2GB broadcaster Alan Jones is scheduled to be back in court next year to answer a defamation lawsuit, adding to a long history of cases brought against the most powerful broadcaster in Australia.
This time, he and his radio stations are being sued over comments he made about the Wagner family’s role in the 2011 Grantham floods. Jones, the four Wagner brothers say, incorrectly implied that their quarry played a role in the deaths of 12 people in the flood. They settled a similar case against The Spectator Australia for more than $500,000 this week, and they are also suing Nine over a 60 Minutes story. The Wagners were cleared of responsibility over the deaths by a commission of inquiry in 2015.
In Jones’ 32 years behind the microphone, the so-called Parrot has given a wide range of people reason to sue for defamation, or at least try.
Jones’ keen interest (and strong opinions on) sport and its administration have been costly for himself and his networks. The head of the Australian Olympic Committee John Coates won $360,000 in damages in 2008 after a jury found Jones defamed Coates in 2004 while discussing the collapse of Olympic rower Sally Robbins in the Athens Games. The jury found that Jones implied Coates ordered a cover-up, bullied the crew and was a poor leader.
Chief racing steward Ray Murrihy won a defamation case that went to trial in 2000 about a 1996 broadcast in which Jones suggested he’d treated trainer Gai Waterhouse unfairly when she was being investigated by stewards.
Rugby Union chief executive John O’Neill settled a defamation against Jones in 1997. According to The Daily Telegraph, he carried a card around in his wallet for years, outlining his win after Jones called him a “failed banker” unsuited to running rugby.
In 1998, Jones claimed, on air, that rugby league referee Bill Harrigan was biased. Harrigan was awarded $90,000 in damages after the court found in his favour.
Law and order is another of Jones’ favourite topics for his show, and four senior police officers have reached settlements after suing Jones for defamation. Between 2003 and 2007, Jones settled cases brought by NSW assistant police commissioner Lola Scott, tactical police officer Terry Dawson and detective chief inspector Deborah Wallace and former assistant police commissioner Clive Small.
The managing director of the Manly Pacific Hotel Eric Yeung sued for defamation in 1994, saying Jones had suggested he was a heroin trafficker and had been involved in framing hotel owner Andrew Kalajzich for his wife Megan’s murder.
In 1989, then-councillor at the NRMA David Parker won $135,000 in damages after a 26-day trial, which was later overturned by the Court of Appeal.
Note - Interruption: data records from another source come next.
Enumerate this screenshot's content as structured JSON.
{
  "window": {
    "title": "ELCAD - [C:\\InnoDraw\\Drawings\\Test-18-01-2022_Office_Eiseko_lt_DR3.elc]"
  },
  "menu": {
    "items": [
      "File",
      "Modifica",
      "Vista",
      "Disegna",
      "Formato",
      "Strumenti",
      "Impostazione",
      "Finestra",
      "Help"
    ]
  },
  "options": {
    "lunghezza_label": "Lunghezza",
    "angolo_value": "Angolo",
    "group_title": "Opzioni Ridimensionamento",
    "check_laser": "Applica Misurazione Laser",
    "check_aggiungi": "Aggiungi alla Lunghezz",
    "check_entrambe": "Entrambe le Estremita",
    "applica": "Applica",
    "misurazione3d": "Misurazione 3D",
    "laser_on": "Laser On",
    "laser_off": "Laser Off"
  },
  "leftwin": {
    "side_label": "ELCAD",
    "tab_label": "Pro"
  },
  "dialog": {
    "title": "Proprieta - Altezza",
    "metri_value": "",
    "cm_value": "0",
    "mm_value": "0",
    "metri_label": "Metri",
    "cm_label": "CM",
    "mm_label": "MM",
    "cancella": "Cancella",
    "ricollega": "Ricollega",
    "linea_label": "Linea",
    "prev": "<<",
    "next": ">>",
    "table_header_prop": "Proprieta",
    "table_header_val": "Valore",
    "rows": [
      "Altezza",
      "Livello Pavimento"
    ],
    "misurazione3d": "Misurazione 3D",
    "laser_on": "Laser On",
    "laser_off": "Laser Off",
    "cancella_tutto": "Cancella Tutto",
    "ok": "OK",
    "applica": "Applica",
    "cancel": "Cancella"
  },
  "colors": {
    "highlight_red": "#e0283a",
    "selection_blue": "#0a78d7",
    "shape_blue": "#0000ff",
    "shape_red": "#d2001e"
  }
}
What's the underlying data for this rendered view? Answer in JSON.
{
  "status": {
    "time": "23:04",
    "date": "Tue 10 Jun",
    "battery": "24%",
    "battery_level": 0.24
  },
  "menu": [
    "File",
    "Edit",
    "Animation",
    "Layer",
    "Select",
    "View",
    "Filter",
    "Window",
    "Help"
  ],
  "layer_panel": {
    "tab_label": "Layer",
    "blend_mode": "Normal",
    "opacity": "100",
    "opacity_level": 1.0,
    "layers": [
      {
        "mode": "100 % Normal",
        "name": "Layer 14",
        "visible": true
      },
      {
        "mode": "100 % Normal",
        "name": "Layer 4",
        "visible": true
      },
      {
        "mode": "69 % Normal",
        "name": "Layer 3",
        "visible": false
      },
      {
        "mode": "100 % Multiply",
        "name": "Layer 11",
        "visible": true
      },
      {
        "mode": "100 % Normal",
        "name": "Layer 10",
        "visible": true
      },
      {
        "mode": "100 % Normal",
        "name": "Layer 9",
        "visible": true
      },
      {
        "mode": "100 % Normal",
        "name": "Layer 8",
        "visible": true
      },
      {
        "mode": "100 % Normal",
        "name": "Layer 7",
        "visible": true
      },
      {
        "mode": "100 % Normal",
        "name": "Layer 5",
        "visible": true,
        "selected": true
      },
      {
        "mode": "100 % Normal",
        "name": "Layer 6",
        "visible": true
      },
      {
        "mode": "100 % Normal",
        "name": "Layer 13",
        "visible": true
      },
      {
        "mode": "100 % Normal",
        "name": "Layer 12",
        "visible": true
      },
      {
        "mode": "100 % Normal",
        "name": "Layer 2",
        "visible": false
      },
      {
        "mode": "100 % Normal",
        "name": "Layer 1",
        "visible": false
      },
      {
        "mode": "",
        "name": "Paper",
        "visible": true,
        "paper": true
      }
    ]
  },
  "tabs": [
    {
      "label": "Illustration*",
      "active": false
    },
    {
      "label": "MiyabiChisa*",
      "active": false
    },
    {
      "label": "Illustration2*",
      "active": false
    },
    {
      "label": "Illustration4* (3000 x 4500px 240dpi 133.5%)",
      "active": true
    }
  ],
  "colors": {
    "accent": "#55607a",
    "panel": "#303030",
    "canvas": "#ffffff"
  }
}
Parker had sued Jones and 2UE over an interview conducted in 1989. In 1994, Don Mackay, also of the NRMA, sued for defamation.
Robert Stitt, QC, who represented the Australian Broadcasting Authority in the cash-for-comment hearings, settled a defamation case against Jones for about $50,000 in 1999.
Former Sydney Morning Herald letters editor Geraldine Walsh reportedly settled a defamation case for $100,000. Aboriginal leader Pat Dodson also settled a case in 1998 after Jones said he’d wasted taxpayers’ money.
In 2003, Jones apologised in court to Mary-Lou Buck, who he’d claimed in 1997 on his then-radio station 2UE had acted fraudulently in settling a native title claim. Jones’ lawyer apologised in court in 2003 on Jones’ behalf, and the matter reportedly settled for an undisclosed sum, according to newspaper reports from the time.
Jones doesn’t always lose his defamation battles. In 1997, Jones had a win against the NSW Aboriginal Land Council, which tried to sue for defamation but which the NSW Court of Appeal found didn’t have feelings capable of being hurt. The council had alleged that an interview Jones conducted had imputed it conspired with others to pursue a native title claim it knew to be fraudulent.
And Jones does not shy away from suing others — he won a case against The Sydney Morning Herald in 2000 over a story that a jury found imputed he was a dishonest broadcaster, who had an agreement with AMP to stop criticising it in return for a benefit for his football club.
Jones’ trial in the Wagner matter is scheduled to start in April.